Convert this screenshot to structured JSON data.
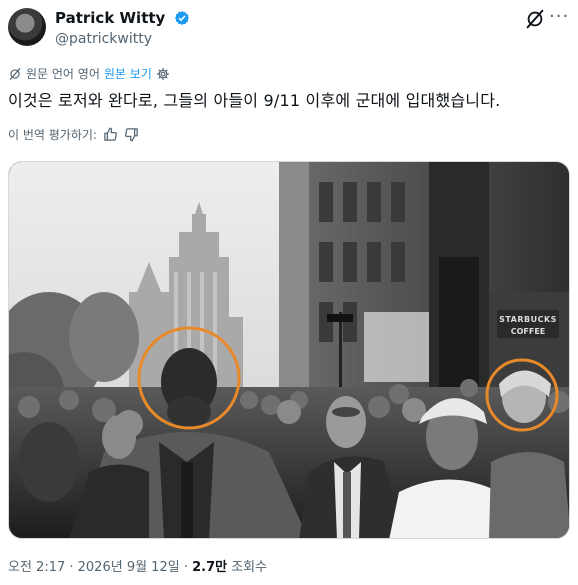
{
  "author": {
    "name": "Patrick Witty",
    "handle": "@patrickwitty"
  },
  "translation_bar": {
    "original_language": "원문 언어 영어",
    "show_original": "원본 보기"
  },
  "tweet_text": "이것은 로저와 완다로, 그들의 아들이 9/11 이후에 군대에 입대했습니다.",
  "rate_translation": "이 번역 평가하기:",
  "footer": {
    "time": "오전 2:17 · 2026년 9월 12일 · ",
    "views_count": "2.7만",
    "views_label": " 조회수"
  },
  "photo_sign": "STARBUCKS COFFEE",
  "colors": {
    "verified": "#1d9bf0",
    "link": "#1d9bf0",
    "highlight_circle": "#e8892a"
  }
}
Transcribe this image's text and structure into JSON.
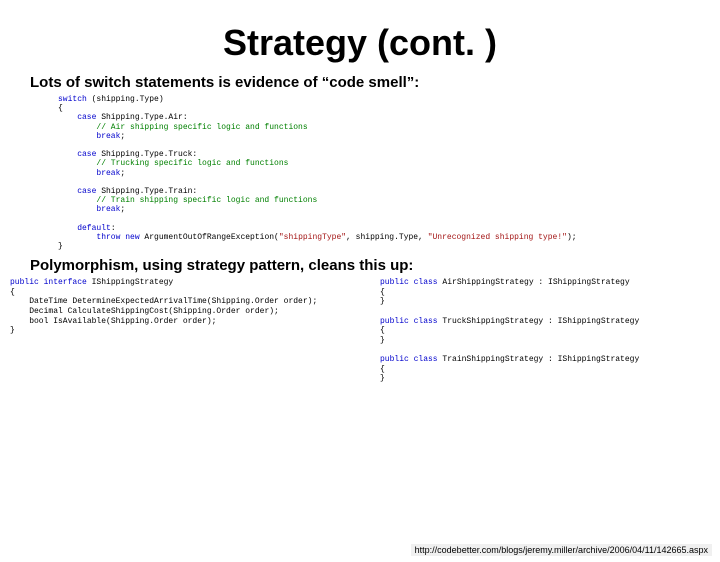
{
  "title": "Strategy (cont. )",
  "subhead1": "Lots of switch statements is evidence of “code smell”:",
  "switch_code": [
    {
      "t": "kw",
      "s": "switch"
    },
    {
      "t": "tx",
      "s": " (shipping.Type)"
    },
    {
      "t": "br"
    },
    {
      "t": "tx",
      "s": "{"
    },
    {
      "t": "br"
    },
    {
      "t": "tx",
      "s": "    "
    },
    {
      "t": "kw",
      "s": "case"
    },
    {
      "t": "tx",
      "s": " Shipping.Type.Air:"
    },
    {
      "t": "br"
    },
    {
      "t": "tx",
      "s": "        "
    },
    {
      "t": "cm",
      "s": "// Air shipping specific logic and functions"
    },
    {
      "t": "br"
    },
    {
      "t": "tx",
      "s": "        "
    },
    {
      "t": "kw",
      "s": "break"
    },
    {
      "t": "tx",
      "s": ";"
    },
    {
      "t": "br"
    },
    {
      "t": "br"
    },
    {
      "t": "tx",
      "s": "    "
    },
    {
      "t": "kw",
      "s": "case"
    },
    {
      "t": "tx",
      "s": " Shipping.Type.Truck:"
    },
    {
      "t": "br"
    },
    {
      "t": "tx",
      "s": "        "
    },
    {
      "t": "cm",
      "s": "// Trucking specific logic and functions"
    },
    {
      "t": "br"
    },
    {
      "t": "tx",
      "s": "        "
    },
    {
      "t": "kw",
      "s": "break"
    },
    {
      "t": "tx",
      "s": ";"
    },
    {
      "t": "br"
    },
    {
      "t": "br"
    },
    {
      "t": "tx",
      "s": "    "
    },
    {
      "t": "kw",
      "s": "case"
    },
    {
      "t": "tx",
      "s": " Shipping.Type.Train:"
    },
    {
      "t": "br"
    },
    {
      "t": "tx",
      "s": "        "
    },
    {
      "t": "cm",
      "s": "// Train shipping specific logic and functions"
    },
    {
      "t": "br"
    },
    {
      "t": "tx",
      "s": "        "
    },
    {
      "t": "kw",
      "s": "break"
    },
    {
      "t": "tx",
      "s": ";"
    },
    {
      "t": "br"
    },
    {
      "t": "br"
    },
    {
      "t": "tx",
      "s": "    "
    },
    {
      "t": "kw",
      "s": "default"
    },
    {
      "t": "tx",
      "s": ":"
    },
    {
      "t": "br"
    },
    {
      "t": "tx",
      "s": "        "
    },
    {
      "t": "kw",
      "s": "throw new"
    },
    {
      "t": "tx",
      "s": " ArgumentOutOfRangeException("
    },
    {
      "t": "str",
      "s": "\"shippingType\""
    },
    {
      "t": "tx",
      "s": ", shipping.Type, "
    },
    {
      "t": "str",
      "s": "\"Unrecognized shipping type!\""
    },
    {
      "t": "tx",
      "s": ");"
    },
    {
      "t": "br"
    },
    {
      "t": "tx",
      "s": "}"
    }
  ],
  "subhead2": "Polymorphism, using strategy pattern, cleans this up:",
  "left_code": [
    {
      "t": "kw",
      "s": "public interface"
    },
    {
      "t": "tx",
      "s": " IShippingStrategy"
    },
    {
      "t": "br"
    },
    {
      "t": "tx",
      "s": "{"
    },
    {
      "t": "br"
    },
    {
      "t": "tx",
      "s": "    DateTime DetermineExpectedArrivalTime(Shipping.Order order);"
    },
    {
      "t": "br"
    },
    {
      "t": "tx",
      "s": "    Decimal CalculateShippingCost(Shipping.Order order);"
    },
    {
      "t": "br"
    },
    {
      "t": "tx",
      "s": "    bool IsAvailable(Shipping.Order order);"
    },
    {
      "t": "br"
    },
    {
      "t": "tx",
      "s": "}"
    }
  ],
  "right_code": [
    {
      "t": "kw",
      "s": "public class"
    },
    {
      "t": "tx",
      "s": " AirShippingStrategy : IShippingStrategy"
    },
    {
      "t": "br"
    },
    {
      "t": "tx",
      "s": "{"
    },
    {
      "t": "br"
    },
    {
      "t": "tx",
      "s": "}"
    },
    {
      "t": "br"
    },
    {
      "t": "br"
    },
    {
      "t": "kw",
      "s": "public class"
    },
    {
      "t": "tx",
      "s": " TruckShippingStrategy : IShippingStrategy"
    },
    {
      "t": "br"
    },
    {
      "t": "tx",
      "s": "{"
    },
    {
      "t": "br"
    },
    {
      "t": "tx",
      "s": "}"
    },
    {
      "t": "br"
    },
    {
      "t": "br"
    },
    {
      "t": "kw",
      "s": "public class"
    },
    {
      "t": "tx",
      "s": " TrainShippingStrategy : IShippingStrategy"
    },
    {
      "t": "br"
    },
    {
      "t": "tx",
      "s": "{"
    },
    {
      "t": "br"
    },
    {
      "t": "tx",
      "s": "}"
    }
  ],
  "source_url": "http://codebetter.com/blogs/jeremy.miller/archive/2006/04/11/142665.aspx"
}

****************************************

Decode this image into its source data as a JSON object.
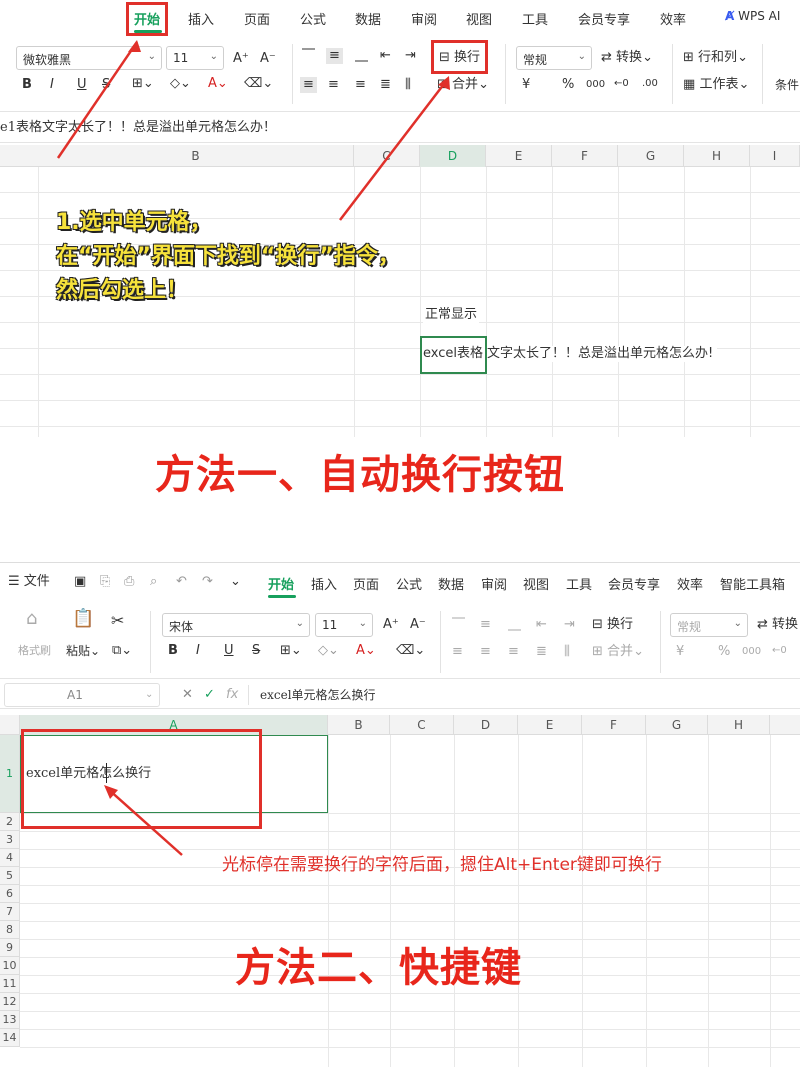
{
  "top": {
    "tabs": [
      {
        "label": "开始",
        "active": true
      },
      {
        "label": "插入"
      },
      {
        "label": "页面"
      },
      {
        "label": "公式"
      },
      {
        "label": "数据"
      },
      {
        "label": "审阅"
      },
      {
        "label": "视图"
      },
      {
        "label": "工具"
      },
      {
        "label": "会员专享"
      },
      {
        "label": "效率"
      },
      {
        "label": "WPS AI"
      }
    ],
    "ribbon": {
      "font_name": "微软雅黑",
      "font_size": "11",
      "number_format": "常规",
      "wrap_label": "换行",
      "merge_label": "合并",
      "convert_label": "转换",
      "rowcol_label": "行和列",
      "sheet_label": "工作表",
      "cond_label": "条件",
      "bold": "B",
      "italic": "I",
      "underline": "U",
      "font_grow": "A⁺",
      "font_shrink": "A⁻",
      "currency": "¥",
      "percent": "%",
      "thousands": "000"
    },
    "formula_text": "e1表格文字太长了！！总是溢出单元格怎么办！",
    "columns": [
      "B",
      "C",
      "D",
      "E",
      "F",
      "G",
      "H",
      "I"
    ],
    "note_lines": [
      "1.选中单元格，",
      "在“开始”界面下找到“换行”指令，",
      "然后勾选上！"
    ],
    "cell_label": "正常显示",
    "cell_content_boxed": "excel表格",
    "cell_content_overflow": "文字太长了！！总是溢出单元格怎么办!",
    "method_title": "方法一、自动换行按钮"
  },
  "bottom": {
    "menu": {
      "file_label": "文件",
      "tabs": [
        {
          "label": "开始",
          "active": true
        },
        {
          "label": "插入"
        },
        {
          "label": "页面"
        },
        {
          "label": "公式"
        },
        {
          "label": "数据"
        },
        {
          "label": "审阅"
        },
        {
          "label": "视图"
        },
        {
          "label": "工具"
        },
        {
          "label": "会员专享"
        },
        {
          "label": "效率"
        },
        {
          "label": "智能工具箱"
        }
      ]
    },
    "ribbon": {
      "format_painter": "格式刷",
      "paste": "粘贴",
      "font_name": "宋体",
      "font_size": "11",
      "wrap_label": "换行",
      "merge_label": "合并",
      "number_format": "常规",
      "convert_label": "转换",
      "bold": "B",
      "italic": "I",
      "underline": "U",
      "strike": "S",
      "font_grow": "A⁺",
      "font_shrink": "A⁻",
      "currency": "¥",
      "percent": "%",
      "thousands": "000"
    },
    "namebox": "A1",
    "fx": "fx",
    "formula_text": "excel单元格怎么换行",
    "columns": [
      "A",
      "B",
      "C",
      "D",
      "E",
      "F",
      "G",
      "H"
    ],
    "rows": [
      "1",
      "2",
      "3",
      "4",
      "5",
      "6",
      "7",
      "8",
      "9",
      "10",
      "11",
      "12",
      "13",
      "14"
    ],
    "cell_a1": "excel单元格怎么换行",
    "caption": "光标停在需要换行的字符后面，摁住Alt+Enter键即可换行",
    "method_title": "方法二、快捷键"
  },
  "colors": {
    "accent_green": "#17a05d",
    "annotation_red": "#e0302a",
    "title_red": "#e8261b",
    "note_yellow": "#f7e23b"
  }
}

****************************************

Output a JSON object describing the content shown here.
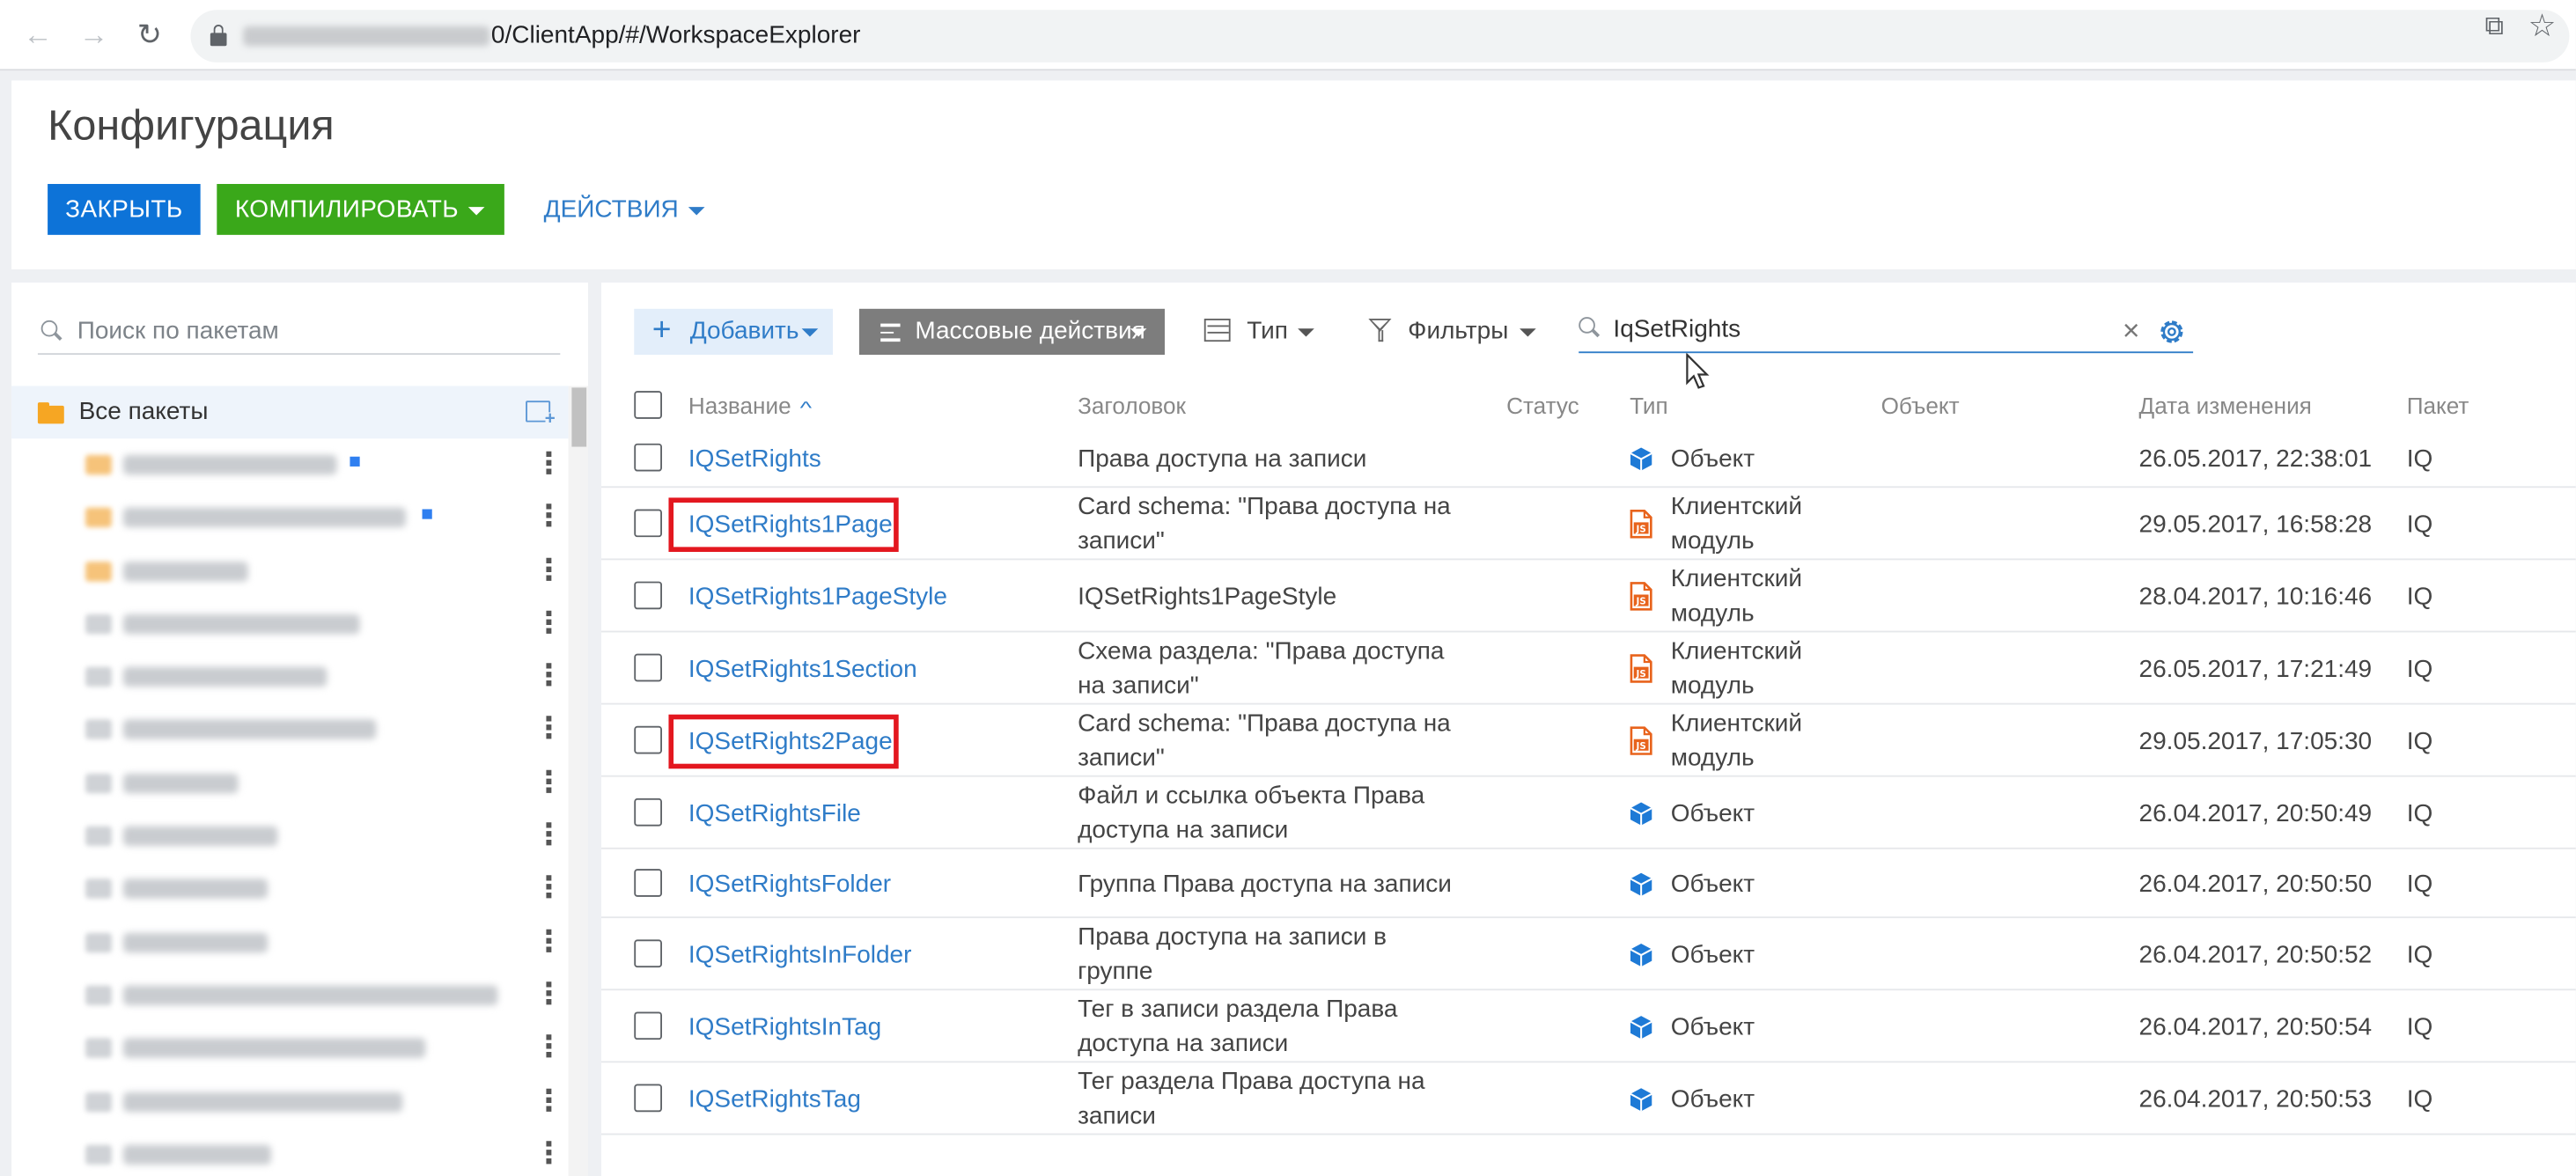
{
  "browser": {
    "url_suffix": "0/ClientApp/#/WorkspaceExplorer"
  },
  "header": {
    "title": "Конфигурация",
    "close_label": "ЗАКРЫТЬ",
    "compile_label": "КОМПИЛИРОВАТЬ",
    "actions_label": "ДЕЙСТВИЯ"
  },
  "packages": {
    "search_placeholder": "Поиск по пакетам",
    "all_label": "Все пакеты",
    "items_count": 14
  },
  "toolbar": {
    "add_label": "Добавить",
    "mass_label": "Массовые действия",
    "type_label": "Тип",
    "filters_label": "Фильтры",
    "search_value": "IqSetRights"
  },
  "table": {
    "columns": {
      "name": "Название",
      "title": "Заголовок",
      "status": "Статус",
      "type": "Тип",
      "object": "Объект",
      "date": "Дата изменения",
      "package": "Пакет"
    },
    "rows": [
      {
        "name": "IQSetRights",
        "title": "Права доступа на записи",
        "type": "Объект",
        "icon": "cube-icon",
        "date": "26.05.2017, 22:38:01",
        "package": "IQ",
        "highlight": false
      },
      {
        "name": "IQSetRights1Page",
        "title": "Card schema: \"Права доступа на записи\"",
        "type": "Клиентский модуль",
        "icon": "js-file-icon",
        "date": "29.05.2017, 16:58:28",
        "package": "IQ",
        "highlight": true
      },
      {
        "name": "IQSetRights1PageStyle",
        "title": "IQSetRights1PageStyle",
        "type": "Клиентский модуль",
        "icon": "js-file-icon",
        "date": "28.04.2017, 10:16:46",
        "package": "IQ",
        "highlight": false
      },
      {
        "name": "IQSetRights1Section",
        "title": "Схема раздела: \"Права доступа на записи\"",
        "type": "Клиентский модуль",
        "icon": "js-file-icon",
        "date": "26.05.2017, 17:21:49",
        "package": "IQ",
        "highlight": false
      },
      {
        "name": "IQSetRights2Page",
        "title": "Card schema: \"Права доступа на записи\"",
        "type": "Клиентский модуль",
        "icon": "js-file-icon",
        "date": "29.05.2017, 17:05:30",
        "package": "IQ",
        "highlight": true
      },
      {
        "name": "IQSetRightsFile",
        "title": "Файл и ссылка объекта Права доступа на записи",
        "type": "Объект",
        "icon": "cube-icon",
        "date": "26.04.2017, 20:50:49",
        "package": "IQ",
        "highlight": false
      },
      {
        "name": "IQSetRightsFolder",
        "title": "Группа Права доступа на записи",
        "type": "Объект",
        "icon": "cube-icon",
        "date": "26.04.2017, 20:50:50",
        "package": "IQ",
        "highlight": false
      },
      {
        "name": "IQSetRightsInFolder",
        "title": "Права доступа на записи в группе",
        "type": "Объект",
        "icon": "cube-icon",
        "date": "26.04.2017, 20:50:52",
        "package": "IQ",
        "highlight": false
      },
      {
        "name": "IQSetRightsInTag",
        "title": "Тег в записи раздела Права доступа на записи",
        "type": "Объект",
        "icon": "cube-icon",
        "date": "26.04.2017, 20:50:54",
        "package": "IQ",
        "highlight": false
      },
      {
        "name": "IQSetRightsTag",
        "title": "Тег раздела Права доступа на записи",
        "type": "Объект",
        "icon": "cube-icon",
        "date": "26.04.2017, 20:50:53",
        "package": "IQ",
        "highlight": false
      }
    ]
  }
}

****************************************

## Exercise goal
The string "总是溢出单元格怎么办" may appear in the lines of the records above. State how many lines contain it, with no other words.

## Response to this exercise
2